15 questions for the future of digital practice in government

24 May 2021

I’ve copied these questions over from this thread.
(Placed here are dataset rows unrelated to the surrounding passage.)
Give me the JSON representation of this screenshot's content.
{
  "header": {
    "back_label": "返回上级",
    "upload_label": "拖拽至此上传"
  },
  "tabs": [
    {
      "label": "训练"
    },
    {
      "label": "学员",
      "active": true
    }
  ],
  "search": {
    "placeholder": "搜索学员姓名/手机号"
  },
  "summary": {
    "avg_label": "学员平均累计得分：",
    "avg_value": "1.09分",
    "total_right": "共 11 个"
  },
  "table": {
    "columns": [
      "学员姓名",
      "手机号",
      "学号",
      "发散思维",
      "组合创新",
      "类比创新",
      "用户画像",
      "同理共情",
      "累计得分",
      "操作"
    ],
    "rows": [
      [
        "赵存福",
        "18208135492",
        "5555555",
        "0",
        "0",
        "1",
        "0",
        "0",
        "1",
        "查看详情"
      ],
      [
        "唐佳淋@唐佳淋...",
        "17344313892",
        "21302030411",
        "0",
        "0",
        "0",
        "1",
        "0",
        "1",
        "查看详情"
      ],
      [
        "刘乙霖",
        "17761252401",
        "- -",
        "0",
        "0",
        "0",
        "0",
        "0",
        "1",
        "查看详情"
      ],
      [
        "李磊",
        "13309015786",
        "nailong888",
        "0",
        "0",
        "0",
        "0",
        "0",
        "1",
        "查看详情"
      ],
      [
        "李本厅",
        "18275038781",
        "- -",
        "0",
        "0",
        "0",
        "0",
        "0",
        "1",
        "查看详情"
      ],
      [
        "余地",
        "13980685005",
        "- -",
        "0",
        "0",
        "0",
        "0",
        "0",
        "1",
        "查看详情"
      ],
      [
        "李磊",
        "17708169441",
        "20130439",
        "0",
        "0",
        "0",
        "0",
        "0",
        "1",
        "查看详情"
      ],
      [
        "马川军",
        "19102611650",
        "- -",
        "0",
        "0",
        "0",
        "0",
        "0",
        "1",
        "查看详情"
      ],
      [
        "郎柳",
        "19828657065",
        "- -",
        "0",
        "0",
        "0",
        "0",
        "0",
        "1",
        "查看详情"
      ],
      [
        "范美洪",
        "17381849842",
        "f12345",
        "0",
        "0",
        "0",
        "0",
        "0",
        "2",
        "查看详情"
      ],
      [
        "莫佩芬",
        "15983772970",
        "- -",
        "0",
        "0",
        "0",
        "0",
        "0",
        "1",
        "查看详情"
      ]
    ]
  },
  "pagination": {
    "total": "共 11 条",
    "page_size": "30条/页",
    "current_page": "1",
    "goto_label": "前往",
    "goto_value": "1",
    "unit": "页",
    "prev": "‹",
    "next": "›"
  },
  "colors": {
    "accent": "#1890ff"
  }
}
  1. There are projects where you need to try and ship something early (even if it’s slightly the wrong thing) to understand the domain and get first users. How do we make space for those classes of problem?
  2. Government digital UCD is optimised for the assumption that people commissioning work don’t know what they doing (the classic of the genre being: minister wants an app). How should the stance of delivery teams change when there is more digital competency at the top?
  3. There are needs that government will never meet. How can services be designed in a way that allows others to help meet them, while minimising the risk of disintermediation?
  4. Discovery-itus / celebrating not building something has become almost idealised. That is not healthy in an organisation that genuinely needs to deliver to deadline. How do you create a culture that can prioritise delivery early and learn in parallel rather than in series?
  5. ‘What’s the user need?’, used as a way of discounting anything where value creation is indirect, or where needs met via proxies, is a regular anti-pattern. How do we value needs that are met indirectly?
  6. Effective digital teams create information asymmetries. How should teams show their workings so that experts from outside can understand their work? How can we ensure teams are as likely to fail a service assessment for lack of open-source code as they are for accessibility?
  7. There is a real impact of digital/design on people’s access to their rights to access public services. These often get lost in a task based view of government. Where should rule of law/rights fit in government UCD?
  8. Utilitarian focused UCD in government has been poor at creating data infrastructure and shared tooling. How can those things be prioritised when end-user + policy intent determines prioritisation?
  9. Not everything is a service. How can we make space for understanding when the service paradigm is helpful and when it is not?
  10. The legacy of ‘fix the basics’/’no innovation’ is often that any mention of technology is seen as solutionism. Sometimes it is about the technology. How can we make space for understanding how technology can allow problems to be solved in different ways?
  11. The design system is a brilliant (brilliant!) bit of work, but it creates constraints and possibly contributes to prevalence of linear transactions. How can design system teams be funded to be more speculative and active in the creation of new patterns?
  12. The overall approach today is conservative. It’s optimised for the assumption that legacy and incremental improvements are the norm. Things like GOVUK/Notify/Pay challenge that. Can we create a space for the greenfield and the speculative without inviting in charlatan utopians?
  13. There are so many teams still solving the same problems. Platforms are great, but not everything can/should be a platform. How can other shared open source tooling be funded and supported?
  14. Simple end to end services rarely exist. Rather that aiming to design a single end to end journey, how might we optimised to enable ‘composite services’ and interoperability?
  15. Not having to understand the structure of government too often means obfuscating the structure of government and accountability. Every time it happens it’s a tiny democratic paper cut. How can the design of services help people understand how their government(s) work?